Net-zero energy buildings.
California has had some of the highest standards for new construction over the last few decades as the regulations in Title 24 give the codes by which all contractors are supposed to adhere. Similar to contractors elsewhere, cutting corners equals less expenses and thus although the code requires very good buildings, the reality is that many structures are completed at less than optimal levels. This is leading to further regulation and stricter code compliance measures. For the state to meet its very aggressive goals of making every new home built by 2020 and every commercial structure built by 2030 net-zero energy, contractors are going to be held to more scrutiny and higher standards. To reach these goals, the costs of new construction will increase but the operating costs over the life of the structure should decrease substantially. In a state where many commercial and residential structures are owned by those who only care about the cost of building the structure and do not care about long term operating expenses, landlords of future buildings will no longer have the luxury of passing inefficient structures and costs on to their tenants. While many in the real estate industry hate the idea of anything that adds to costs which slows development, those taking a long-term view realize that the cost of construction is borne once but the environmental impact of poor construction lingers on for generations as does the higher operational costs for the tenants. High quality construction equates to happier tenants which leads to higher resale values.

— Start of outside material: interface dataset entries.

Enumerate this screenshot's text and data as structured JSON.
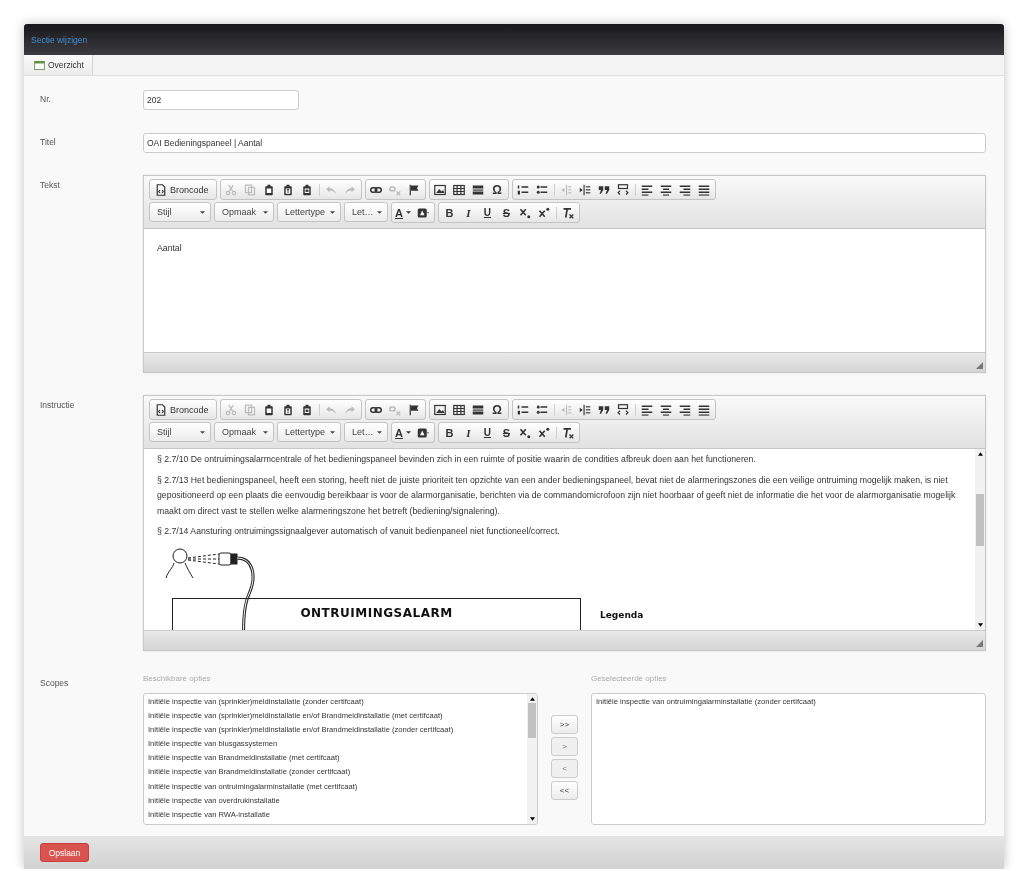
{
  "window": {
    "title": "Sectie wijzigen"
  },
  "toolbar": [
    {
      "label": "Overzicht"
    }
  ],
  "form": {
    "fields": [
      {
        "label": "Nr.",
        "kind": "short",
        "value": "202"
      },
      {
        "label": "Titel",
        "kind": "wide",
        "value": "OAI Bedieningspaneel | Aantal"
      }
    ],
    "editors": [
      {
        "label": "Tekst",
        "scrollbar": false,
        "toolbar": [
          [
            [
              {
                "kind": "source",
                "label": "Broncode",
                "disabled": false
              }
            ],
            [
              {
                "kind": "cut",
                "disabled": true
              },
              {
                "kind": "copy",
                "disabled": true
              },
              {
                "kind": "paste",
                "disabled": false
              },
              {
                "kind": "pastetext",
                "disabled": false
              },
              {
                "kind": "pasteword",
                "disabled": false
              },
              {
                "kind": "separator"
              },
              {
                "kind": "undo",
                "disabled": true
              },
              {
                "kind": "redo",
                "disabled": true
              }
            ],
            [
              {
                "kind": "link",
                "disabled": false
              },
              {
                "kind": "unlink",
                "disabled": true
              },
              {
                "kind": "anchor",
                "disabled": false
              }
            ],
            [
              {
                "kind": "image",
                "disabled": false
              },
              {
                "kind": "table",
                "disabled": false
              },
              {
                "kind": "rule",
                "disabled": false
              },
              {
                "kind": "glyph",
                "label": "Ω",
                "disabled": false
              }
            ],
            [
              {
                "kind": "numbered",
                "disabled": false
              },
              {
                "kind": "bulleted",
                "disabled": false
              },
              {
                "kind": "separator"
              },
              {
                "kind": "outdent",
                "disabled": true
              },
              {
                "kind": "indent",
                "disabled": false
              },
              {
                "kind": "quote",
                "disabled": false
              },
              {
                "kind": "div",
                "disabled": false
              },
              {
                "kind": "separator"
              },
              {
                "kind": "alignleft",
                "disabled": false
              },
              {
                "kind": "aligncenter",
                "disabled": false
              },
              {
                "kind": "alignright",
                "disabled": false
              },
              {
                "kind": "justify",
                "disabled": false
              }
            ]
          ],
          [
            [
              {
                "kind": "combo",
                "label": "Stijl",
                "disabled": false
              }
            ],
            [
              {
                "kind": "combo",
                "label": "Opmaak",
                "disabled": false
              }
            ],
            [
              {
                "kind": "combo",
                "label": "Lettertype",
                "disabled": false
              }
            ],
            [
              {
                "kind": "combo",
                "label": "Let…",
                "disabled": false
              }
            ],
            [
              {
                "kind": "textcolor",
                "label": "A",
                "disabled": false
              },
              {
                "kind": "bgcolor",
                "disabled": false
              }
            ],
            [
              {
                "kind": "bold",
                "label": "B",
                "disabled": false
              },
              {
                "kind": "italic",
                "label": "I",
                "disabled": false
              },
              {
                "kind": "underline",
                "label": "U",
                "disabled": false
              },
              {
                "kind": "strike",
                "label": "S",
                "disabled": false
              },
              {
                "kind": "sub",
                "disabled": false
              },
              {
                "kind": "sup",
                "disabled": false
              },
              {
                "kind": "separator"
              },
              {
                "kind": "removeformat",
                "disabled": false
              }
            ]
          ]
        ],
        "paragraphs": [
          "Aantal"
        ]
      },
      {
        "label": "Instructie",
        "scrollbar": true,
        "toolbar": [
          [
            [
              {
                "kind": "source",
                "label": "Broncode",
                "disabled": false
              }
            ],
            [
              {
                "kind": "cut",
                "disabled": true
              },
              {
                "kind": "copy",
                "disabled": true
              },
              {
                "kind": "paste",
                "disabled": false
              },
              {
                "kind": "pastetext",
                "disabled": false
              },
              {
                "kind": "pasteword",
                "disabled": false
              },
              {
                "kind": "separator"
              },
              {
                "kind": "undo",
                "disabled": true
              },
              {
                "kind": "redo",
                "disabled": true
              }
            ],
            [
              {
                "kind": "link",
                "disabled": false
              },
              {
                "kind": "unlink",
                "disabled": true
              },
              {
                "kind": "anchor",
                "disabled": false
              }
            ],
            [
              {
                "kind": "image",
                "disabled": false
              },
              {
                "kind": "table",
                "disabled": false
              },
              {
                "kind": "rule",
                "disabled": false
              },
              {
                "kind": "glyph",
                "label": "Ω",
                "disabled": false
              }
            ],
            [
              {
                "kind": "numbered",
                "disabled": false
              },
              {
                "kind": "bulleted",
                "disabled": false
              },
              {
                "kind": "separator"
              },
              {
                "kind": "outdent",
                "disabled": true
              },
              {
                "kind": "indent",
                "disabled": false
              },
              {
                "kind": "quote",
                "disabled": false
              },
              {
                "kind": "div",
                "disabled": false
              },
              {
                "kind": "separator"
              },
              {
                "kind": "alignleft",
                "disabled": false
              },
              {
                "kind": "aligncenter",
                "disabled": false
              },
              {
                "kind": "alignright",
                "disabled": false
              },
              {
                "kind": "justify",
                "disabled": false
              }
            ]
          ],
          [
            [
              {
                "kind": "combo",
                "label": "Stijl",
                "disabled": false
              }
            ],
            [
              {
                "kind": "combo",
                "label": "Opmaak",
                "disabled": false
              }
            ],
            [
              {
                "kind": "combo",
                "label": "Lettertype",
                "disabled": false
              }
            ],
            [
              {
                "kind": "combo",
                "label": "Let…",
                "disabled": false
              }
            ],
            [
              {
                "kind": "textcolor",
                "label": "A",
                "disabled": false
              },
              {
                "kind": "bgcolor",
                "disabled": false
              }
            ],
            [
              {
                "kind": "bold",
                "label": "B",
                "disabled": false
              },
              {
                "kind": "italic",
                "label": "I",
                "disabled": false
              },
              {
                "kind": "underline",
                "label": "U",
                "disabled": false
              },
              {
                "kind": "strike",
                "label": "S",
                "disabled": false
              },
              {
                "kind": "sub",
                "disabled": false
              },
              {
                "kind": "sup",
                "disabled": false
              },
              {
                "kind": "separator"
              },
              {
                "kind": "removeformat",
                "disabled": false
              }
            ]
          ]
        ],
        "paragraphs": [
          "§ 2.7/10 De ontruimingsalarmcentrale of het bedieningspaneel bevinden zich in een ruimte of positie waarin de condities afbreuk doen aan het functioneren.",
          "§ 2.7/13 Het bedieningspaneel, heeft een storing, heeft niet de juiste prioriteit ten opzichte van een ander bedieningspaneel, bevat niet de alarmeringszones die een veilige ontruiming mogelijk maken, is niet gepositioneerd op een plaats die eenvoudig bereikbaar is voor de alarmorganisatie, berichten via de commandomicrofoon zijn niet hoorbaar of geeft niet de informatie die het voor de alarmorganisatie mogelijk maakt om direct vast te stellen welke alarmeringszone het betreft (bediening/signalering).",
          "§ 2.7/14 Aansturing ontruimingssignaalgever automatisch of vanuit bedienpaneel niet functioneel/correct."
        ],
        "figure": {
          "title": "ONTRUIMINGSALARM",
          "legend": "Legenda"
        }
      }
    ],
    "scopes": {
      "label": "Scopes",
      "available": {
        "title": "Beschikbare opties",
        "items": [
          "Initiële inspectie van (sprinkler)meldinstallatie (zonder certifcaat)",
          "Initiële inspectie van (sprinkler)meldinstallatie en/of Brandmeldinstallatie (met certifcaat)",
          "Initiële inspectie van (sprinkler)meldinstallatie en/of Brandmeldinstallatie (zonder certifcaat)",
          "Initiële inspectie van blusgassystemen",
          "Initiële inspectie van Brandmeldinstallatie (met certifcaat)",
          "Initiële inspectie van Brandmeldinstallatie (zonder certifcaat)",
          "Initiële inspectie van ontruimingalarminstallatie (met certifcaat)",
          "Initiële inspectie van overdrukinstallatie",
          "Initiële inspectie van RWA-installatie"
        ]
      },
      "buttons": [
        {
          "label": ">>",
          "disabled": false
        },
        {
          "label": ">",
          "disabled": true
        },
        {
          "label": "<",
          "disabled": true
        },
        {
          "label": "<<",
          "disabled": false
        }
      ],
      "selected": {
        "title": "Geselecteerde opties",
        "items": [
          "Initiële inspectie van ontruimingalarminstallatie (zonder certifcaat)"
        ]
      }
    }
  },
  "actions": [
    {
      "label": "Opslaan",
      "kind": "primary"
    }
  ]
}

Not every state has the same natural resources as California but California has shown that with the proper incentives, utilities will act in an environmentally responsible manner which benefits current and future customers. So who were those bureaucrats who were so wise back in the 1970s? Who cares? The point is that bureaucratic wisdom is possible and the hope is that other states begin making generational decisions rather than short term decisions meant to secure a win in the next election. Is your state progressive or a laggard? Click here to see recent data from the US Energy Information Administration to see the worst energy hogs across the US.